UPDATE, February 26, 2014: The rights of transgender students to participate in school activities according to their expressed gender, signed into law last year by Governor Brown, will not be challenged on the California ballot in November, reported Lisa Leff of the Associated Press yesterday.
Opponents, represented on the petition by Chino-based Gina Gleason, head of a newly formed organization, Privacy for All Students, failed to gather eough qualified voter signatures to place the referendum to repeal the law before the voters. One major donor to Privacy for All Students was Herman J. Rowland, Sr., chairman of the board of Jelly Belly Candy Co.) On the Privacy for All Students website, a post by Danielle Cullum (director of early childhood development at Generations/Capitol Foursquare Church in Sacramento) declares that the battle to overturn the law "is not over," and that a legal challenge to the disqualifications will ensue.

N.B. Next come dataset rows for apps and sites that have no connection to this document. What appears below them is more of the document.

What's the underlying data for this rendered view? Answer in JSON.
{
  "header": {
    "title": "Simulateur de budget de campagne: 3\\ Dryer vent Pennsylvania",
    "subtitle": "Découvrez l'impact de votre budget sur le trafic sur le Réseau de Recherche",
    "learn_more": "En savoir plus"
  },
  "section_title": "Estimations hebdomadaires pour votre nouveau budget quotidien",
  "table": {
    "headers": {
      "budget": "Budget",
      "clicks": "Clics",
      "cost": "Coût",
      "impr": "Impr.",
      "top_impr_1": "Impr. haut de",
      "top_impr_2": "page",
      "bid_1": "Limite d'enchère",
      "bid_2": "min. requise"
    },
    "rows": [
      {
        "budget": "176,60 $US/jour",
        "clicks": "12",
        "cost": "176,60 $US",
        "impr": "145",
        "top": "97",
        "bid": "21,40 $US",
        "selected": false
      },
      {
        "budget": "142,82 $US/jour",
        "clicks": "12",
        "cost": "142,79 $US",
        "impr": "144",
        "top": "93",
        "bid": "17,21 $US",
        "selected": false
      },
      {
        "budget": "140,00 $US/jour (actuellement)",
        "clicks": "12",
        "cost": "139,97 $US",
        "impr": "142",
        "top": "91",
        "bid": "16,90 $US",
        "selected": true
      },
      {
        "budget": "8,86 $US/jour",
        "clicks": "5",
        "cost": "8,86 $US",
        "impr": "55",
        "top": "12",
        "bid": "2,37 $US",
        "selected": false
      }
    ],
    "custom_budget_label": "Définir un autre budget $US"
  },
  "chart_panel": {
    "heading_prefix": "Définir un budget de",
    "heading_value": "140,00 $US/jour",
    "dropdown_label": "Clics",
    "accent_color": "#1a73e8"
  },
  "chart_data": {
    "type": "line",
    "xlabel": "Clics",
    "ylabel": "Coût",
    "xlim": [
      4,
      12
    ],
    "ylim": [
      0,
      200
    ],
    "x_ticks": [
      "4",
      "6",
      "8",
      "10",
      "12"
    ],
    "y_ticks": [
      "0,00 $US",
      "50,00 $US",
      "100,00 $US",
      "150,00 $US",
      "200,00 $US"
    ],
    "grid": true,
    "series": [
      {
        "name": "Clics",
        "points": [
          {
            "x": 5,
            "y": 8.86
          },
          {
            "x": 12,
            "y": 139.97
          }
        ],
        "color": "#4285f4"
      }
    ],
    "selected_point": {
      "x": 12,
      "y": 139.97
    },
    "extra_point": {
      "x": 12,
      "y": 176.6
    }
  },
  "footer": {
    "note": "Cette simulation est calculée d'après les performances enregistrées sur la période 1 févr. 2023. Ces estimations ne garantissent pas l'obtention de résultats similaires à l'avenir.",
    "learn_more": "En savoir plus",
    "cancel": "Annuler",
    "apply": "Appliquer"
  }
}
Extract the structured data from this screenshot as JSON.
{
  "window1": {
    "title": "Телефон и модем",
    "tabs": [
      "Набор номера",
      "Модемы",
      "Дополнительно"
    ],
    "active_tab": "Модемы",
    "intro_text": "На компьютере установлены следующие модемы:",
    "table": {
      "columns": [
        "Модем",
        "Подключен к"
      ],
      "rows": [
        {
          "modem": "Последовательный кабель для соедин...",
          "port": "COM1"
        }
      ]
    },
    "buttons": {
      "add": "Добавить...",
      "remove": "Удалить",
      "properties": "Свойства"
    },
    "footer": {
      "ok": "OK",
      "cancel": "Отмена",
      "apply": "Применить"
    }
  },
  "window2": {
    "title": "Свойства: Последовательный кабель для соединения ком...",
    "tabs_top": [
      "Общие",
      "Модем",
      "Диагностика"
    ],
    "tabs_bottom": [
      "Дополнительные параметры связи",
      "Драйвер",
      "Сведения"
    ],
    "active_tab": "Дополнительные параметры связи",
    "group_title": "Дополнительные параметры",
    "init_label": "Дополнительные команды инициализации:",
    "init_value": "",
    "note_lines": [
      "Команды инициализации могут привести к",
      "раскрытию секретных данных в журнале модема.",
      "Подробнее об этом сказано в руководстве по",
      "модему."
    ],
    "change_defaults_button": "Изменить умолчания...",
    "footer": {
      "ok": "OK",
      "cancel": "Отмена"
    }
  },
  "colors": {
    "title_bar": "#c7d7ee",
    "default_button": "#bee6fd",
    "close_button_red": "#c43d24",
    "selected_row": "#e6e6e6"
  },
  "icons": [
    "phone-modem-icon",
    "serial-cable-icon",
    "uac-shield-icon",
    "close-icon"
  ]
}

At least 504,760 signatures were required to force a public vote on the statute...619,387 were submitted to the Sectretary of State...but state election officers determined that just 487,484 of them were valid, according to a final count posted on Secretary of State Debra Bowen's website...
UPDATE, January 9, 2014: Reporting in EdSource yesterday, Jane Meredith Adams announced: A referendum to overturn...[the California School Success and Opportunity Act]... failed to qualify for the November ballot based on a random sampling of signatures and is now subject to a full count of signatures, the California Secretary of State’s office said Wednesday...[the circulated referendum by opponents to overturn the law was submitted in November with] more than 620,000 signatures. To immediately qualify for the ballot by random sample, the secretary of state sets a high bar: 555,236 signatures must be projected to be valid, according to the secretary’s office.
But county election offices projected that only 482,582 of the signatures are valid, moving the referendum qualification process to the next step, a full count of the signatures. For the full count, which is due by Feb. 24, the state requires that 504,760 signatures be valid to put the referendum on the ballot.
The proponents of the referendum, however, put a topspin on the story, as reported by the Associated Press:
A spot check of petitions ...showed enough were valid to trigger further review of the signatures needed to qualify the measure for the November ballot...the referendum's backers — a coalition of conservative groups called Privacy for All Students — obtained 95.6% of the 504,760 signatures required to force a public vote on the law... a few thousand more than they needed to prompt the next step in the qualification process — a full check of all 619,244 signatures submitted...
Previously reported on this topic: